unbroken.circle.membersUnbroken Circle, Wake Forest’s multi-generational string band, played for a standing-room only crowd on Feb. 1.  The benefit performance for the Shalom Project raised more than $7,000. The Winston-Salem charity feeds the hungry, offers clothing to those in need, tutors at risk children and cares for the sick. The Shalom Project runs one of the largest food pantries and free medical clinics in Winston Salem.

Cindy Hodnett reported in the Winston-Salem Journal’s Scene and Heard column that the Unbroken Circle musicians played many favorites for the enthusiastic sing-along, clap-along audience. “‘I’ll Fly Away’ was a crowd favorite, as was the poignant ‘Your Long Journey.’ Dr. Ed Wilson, beloved provost emeritus at Wake Forest University, was also onstage for the concert, reading several poems to complement the evening’s musical line-up.”

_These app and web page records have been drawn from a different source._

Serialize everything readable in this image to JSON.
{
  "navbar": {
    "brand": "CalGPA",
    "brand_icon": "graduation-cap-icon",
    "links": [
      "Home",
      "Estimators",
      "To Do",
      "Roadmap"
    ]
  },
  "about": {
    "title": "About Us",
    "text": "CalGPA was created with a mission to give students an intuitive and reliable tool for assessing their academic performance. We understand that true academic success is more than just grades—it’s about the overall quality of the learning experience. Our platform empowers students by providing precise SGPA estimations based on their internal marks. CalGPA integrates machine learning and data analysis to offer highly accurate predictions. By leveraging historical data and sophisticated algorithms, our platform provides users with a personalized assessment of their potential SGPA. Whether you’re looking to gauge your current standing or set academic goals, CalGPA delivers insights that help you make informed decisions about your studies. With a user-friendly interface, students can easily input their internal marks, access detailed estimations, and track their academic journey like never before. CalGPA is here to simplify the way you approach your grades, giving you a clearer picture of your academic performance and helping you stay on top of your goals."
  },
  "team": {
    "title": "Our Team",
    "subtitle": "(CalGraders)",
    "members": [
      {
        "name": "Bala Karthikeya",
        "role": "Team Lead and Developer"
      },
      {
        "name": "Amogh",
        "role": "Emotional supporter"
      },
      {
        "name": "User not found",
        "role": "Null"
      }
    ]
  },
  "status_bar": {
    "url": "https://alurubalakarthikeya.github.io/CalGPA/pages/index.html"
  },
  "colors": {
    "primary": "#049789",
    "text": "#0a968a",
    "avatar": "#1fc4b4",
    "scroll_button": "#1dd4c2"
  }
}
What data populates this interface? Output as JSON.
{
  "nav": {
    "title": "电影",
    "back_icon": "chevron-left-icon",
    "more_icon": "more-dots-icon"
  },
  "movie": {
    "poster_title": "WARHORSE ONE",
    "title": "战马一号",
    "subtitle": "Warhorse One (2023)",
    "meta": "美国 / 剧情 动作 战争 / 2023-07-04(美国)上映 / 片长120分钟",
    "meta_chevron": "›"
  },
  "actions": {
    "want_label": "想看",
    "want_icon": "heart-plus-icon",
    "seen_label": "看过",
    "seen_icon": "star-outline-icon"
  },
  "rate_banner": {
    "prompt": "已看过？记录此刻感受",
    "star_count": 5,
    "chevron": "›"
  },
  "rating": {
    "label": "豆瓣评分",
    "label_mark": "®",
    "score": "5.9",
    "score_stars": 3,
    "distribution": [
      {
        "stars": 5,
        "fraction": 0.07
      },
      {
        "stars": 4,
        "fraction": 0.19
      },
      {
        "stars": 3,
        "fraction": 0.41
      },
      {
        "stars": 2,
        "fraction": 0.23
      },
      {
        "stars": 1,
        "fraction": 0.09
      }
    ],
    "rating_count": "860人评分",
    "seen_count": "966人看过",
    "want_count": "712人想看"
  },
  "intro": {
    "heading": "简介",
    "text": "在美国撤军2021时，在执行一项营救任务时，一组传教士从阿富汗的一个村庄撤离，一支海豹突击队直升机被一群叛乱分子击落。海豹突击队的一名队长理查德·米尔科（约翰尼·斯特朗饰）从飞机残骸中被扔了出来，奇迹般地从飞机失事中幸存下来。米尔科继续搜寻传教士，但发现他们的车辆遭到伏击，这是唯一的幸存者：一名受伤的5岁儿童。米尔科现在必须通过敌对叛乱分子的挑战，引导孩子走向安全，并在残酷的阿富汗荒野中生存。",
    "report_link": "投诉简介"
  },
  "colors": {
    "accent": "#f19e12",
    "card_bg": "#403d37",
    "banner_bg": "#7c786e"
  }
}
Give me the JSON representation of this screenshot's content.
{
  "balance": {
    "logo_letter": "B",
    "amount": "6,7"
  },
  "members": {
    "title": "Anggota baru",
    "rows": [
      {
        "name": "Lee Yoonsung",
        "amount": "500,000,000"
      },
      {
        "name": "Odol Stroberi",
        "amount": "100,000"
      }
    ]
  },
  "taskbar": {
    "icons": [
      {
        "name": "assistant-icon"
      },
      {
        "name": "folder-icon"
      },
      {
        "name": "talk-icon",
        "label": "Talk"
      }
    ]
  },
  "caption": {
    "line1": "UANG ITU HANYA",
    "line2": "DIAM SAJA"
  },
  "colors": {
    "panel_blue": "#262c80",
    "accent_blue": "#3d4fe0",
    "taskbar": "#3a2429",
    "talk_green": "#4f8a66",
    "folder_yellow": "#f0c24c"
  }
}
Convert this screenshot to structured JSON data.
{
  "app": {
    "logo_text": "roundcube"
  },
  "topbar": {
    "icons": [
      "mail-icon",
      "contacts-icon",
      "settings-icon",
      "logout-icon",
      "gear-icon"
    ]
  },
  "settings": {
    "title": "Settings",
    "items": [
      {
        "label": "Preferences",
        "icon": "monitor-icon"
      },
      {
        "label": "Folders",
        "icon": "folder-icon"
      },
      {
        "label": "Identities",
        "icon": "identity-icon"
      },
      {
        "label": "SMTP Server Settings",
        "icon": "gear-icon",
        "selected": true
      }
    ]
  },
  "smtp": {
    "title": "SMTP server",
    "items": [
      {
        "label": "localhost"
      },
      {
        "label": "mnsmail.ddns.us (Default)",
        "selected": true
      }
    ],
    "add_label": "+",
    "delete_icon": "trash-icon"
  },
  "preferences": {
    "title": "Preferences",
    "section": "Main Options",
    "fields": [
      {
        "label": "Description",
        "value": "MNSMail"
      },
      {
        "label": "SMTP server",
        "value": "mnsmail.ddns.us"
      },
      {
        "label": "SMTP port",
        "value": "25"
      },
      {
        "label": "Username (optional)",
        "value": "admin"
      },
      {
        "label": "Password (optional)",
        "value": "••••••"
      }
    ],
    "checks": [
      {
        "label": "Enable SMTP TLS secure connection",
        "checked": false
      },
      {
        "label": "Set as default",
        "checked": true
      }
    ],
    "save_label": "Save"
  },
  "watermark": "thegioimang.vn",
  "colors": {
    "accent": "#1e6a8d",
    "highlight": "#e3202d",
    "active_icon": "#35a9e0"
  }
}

Read more about the concert in the Winston-Salem Journal.

Religion professor profiled by American Academy of Religion

nelly.vandornharder.300x175Nelly Van Doorn-Harder, professor of Islamic studies, was featured in the American Academy of Religion (AAR)’s “Religious Studies News.”

Van Doorn-Harder served as the chair of the organization’s program committee for the past three years.  The interview outlines the various new policies and initiatives that were put in place during her tenure.

Van Doorn-Harder is the author of several works on Coptic Christianity and Indonesian Islam, including “The Emergence of the Modern Coptic Papacy: The Egyptian Church and Its Leadership from the Ottoman Period to the Present” (AUC Press, 2011)

The AAR is a learned society and professional association of teachers and research scholars with about 9,000 members who teach in some 900 colleges, universities, seminaries and schools in North America and abroad.

Van Doorn-Harder has served in the leadership of a number of program units in the AAR. She served as chair of the Study of Islam Section from 2004–2008. She founded and has chaired the Middle Eastern Christianity Group since 2009, and she served on the AAR’s Governance Task Force, which revamped the AAR’s entire governance structure, from 2008–2010.